Using Gmail’s send mail as function with a GoDaddy email forwarder address is easier than you think. It seems like GMail doesn’t want us to do this, because they don’t offer any instructions on how to set it up.
In fact, a lot of the material I read while researching this topic says that Google recently changed their “treat as alias” settings to require additional authentication. That’s a perfectly fine idea, but I wish they were clearer about how to integrate it with other services like, oh ya know, one of the largest hosting companies on the planet.
Quick note: if you’re looking for more technical tips like this one, please check out my company’s website: Mxt Media – Real Estate SEO. I’d appreciate it!
Anyway, here’s the Gmail send as GoDaddy email forwarding magic spell.
1. Create an application-specific password (“App password”)
We’ll need this later, so it’s best to get it out of the way early. Here’s Google’s documentation about App passwords. The process is pretty simple, but it does require enabling 2-step verification. No help on that one. Just do it. Once 2-step is turned on, come back here and we can start back on the App Password thing.
1C. Go to App Passwords
Click on the other thing that doesn’t really look like a link.
Note: if you don’t see App Passwords as an option, you probably haven’t turned on 2-step verification yet.

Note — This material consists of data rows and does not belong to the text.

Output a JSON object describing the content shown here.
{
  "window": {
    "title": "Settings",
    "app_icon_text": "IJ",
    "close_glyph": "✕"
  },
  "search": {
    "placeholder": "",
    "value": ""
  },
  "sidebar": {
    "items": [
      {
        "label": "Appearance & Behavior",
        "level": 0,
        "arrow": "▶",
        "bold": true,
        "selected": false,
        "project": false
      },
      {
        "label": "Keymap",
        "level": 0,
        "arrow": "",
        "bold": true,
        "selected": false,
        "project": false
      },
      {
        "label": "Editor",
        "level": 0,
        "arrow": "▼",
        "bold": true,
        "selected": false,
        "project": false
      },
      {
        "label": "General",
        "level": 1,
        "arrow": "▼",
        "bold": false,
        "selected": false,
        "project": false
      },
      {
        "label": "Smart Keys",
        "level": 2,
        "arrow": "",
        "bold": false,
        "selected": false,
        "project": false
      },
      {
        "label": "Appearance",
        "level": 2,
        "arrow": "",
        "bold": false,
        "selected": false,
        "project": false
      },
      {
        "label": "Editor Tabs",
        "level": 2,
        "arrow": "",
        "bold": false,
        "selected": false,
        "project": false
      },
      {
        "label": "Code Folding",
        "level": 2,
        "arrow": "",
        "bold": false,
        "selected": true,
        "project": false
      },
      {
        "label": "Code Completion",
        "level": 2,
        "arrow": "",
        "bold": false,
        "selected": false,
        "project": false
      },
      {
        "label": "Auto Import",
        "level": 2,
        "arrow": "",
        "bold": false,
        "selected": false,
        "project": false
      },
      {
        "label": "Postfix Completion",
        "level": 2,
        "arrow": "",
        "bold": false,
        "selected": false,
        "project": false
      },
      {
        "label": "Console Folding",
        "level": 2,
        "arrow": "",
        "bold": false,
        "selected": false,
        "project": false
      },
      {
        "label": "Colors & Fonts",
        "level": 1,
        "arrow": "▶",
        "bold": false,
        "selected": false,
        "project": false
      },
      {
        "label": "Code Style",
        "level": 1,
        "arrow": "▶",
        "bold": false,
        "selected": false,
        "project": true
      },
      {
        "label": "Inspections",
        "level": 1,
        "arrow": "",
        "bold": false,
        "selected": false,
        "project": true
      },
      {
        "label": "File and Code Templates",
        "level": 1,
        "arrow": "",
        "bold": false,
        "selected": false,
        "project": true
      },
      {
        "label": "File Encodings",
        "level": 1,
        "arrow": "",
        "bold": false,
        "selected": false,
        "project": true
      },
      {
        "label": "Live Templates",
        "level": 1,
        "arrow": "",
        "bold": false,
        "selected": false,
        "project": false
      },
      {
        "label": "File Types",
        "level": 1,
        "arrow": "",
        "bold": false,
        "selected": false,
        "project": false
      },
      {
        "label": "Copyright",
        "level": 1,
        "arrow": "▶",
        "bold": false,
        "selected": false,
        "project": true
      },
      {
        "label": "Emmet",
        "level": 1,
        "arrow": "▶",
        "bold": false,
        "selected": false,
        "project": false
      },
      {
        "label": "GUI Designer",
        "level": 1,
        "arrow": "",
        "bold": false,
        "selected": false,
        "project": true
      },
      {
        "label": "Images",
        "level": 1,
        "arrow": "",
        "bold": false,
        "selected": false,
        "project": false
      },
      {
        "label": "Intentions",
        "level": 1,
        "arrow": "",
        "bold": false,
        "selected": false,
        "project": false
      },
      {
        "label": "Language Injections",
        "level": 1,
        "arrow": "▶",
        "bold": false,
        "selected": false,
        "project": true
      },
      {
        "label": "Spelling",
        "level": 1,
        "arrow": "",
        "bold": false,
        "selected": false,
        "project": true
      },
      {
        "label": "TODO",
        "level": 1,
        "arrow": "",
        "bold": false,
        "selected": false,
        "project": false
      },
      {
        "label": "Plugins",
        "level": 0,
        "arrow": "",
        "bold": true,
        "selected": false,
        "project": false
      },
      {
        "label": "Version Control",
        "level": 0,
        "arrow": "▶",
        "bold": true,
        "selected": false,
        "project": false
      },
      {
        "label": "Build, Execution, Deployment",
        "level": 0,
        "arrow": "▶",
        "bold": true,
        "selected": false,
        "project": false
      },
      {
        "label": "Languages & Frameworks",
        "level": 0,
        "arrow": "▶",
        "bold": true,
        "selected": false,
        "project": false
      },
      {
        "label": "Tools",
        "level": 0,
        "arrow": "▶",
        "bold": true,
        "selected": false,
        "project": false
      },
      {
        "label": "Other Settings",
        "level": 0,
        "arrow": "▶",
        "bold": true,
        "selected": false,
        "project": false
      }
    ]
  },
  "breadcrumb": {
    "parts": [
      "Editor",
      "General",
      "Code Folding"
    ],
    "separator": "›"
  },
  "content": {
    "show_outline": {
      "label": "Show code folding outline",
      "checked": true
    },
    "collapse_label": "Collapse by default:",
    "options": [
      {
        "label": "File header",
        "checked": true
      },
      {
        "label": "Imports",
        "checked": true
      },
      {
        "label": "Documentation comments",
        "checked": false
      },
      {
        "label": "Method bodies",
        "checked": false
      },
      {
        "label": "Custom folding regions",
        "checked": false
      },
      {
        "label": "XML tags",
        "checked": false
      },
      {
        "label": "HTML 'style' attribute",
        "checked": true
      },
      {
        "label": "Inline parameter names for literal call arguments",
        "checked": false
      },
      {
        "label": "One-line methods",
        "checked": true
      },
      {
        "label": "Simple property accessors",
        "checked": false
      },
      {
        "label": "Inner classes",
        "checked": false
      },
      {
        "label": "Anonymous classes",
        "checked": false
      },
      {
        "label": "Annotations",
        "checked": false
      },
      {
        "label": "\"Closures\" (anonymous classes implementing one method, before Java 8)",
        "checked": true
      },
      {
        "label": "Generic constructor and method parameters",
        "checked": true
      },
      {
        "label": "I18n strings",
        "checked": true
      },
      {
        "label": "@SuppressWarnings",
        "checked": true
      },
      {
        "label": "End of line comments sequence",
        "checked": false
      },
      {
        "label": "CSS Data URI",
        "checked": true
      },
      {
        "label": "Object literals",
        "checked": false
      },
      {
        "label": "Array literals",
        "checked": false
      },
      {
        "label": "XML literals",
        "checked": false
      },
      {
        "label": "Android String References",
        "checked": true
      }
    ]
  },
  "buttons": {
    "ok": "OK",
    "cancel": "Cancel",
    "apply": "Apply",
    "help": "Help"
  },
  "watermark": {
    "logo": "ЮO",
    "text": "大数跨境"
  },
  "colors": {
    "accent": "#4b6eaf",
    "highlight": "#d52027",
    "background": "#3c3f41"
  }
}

You must do that first.
1D. Your App Passwords
This is a list of all the application-specific passwords you’ve ever created. Scroll to the bottom.

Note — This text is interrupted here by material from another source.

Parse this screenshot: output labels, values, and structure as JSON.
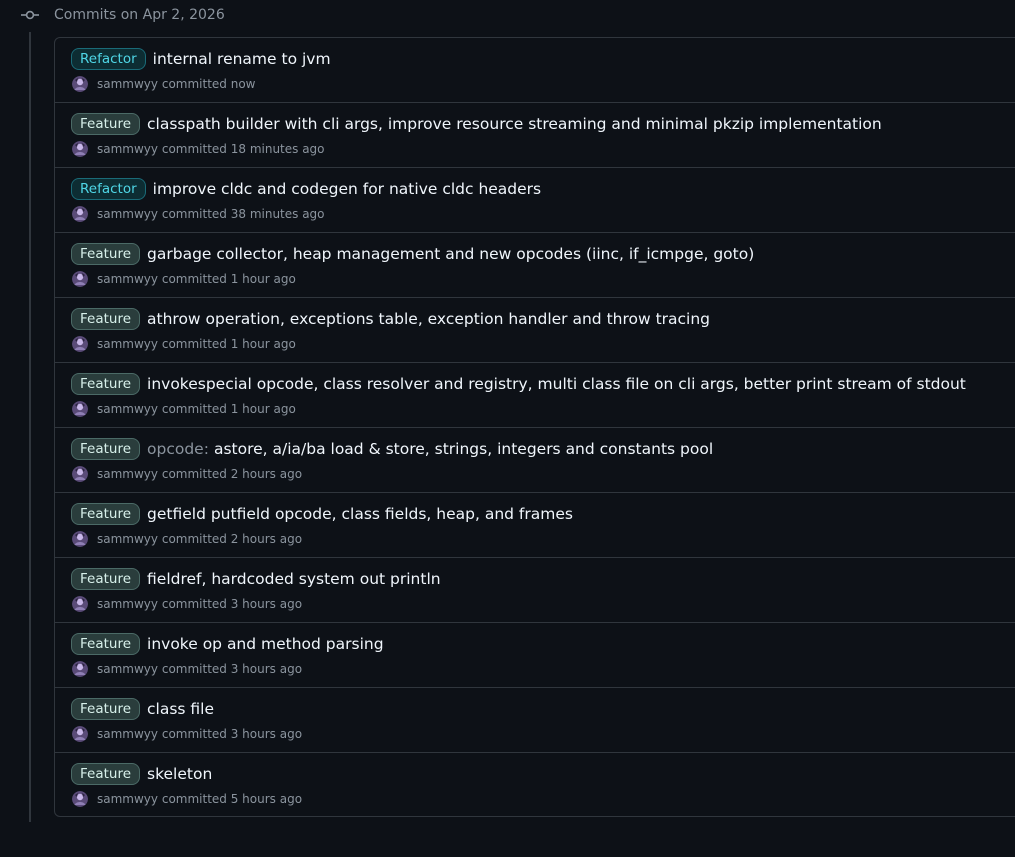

1E. Add new App Password
These passwords are intended to be used only once. Google makes you choose when/where it will be used. Expand the Select app option.
1F. Select “Other (Custom name)”
You could probably choose Mail here, but to be extra clear, we’re going to provide our own name. Choose Other.
1G. Provide a name & hit Generate button
Type in some descriptive name, so you’ll recognize what this password is for the next time you visit the App Passwords list. Then hit the magic button.
2. Add a “Send mail as” address
The first step is easy and it hasn’t changed much since Google first rolled out this feature in….Bueller? I have no idea when. You can tell that by the 2007-era interface.
Fill in the name and send-as email, leave “Treat as an alias” checked, and click the Next Step button.
End of step.
3. Configure SMTP server
You don’t have to know what an SMTP server is. You just have to put this info in:
So, for example:
- SMTP Server: smtp.gmail.com (no options here; type that in verbatim)
- Username: firstname.lastname@example.org (this is your main GMail address, not your send-as address)
- Password: •••••••••••••••• (Paste in the App Password that we created in Step 1)
Note: if you get a DNS error, you probably forgot to change the SMTP Server field from smtp.EXAMPLE.com to smtp.gmail.com. If you get an authentication error, there’s something wrong with your App Password. Try that step again.
Once you see this “confirm verification” message, you’re home free. The verification code was sent to your GoDaddy email forwarder. As long as that forwarder is set up properly, you can go grab that verification code and enter it here. Hit the Verify button and you’re done.
Credit where credit is due
I found the working answer thanks to this post by Ellis Benus. Without it, I’d still be scratching my head. Ellis linked to his tutorial on a Super User thread. If you’re interested, the thread provides a bit of background info, but it’s not necessary.
I originally tried the Brand Revive method, but hit a brick wall since their method does not appear to work for GoDaddy’s forwarded emails, only the “Professional Email” webmail inbox product, which is $4/mo. Who pays for email these days, especially if you’re using GMail to send and receive it?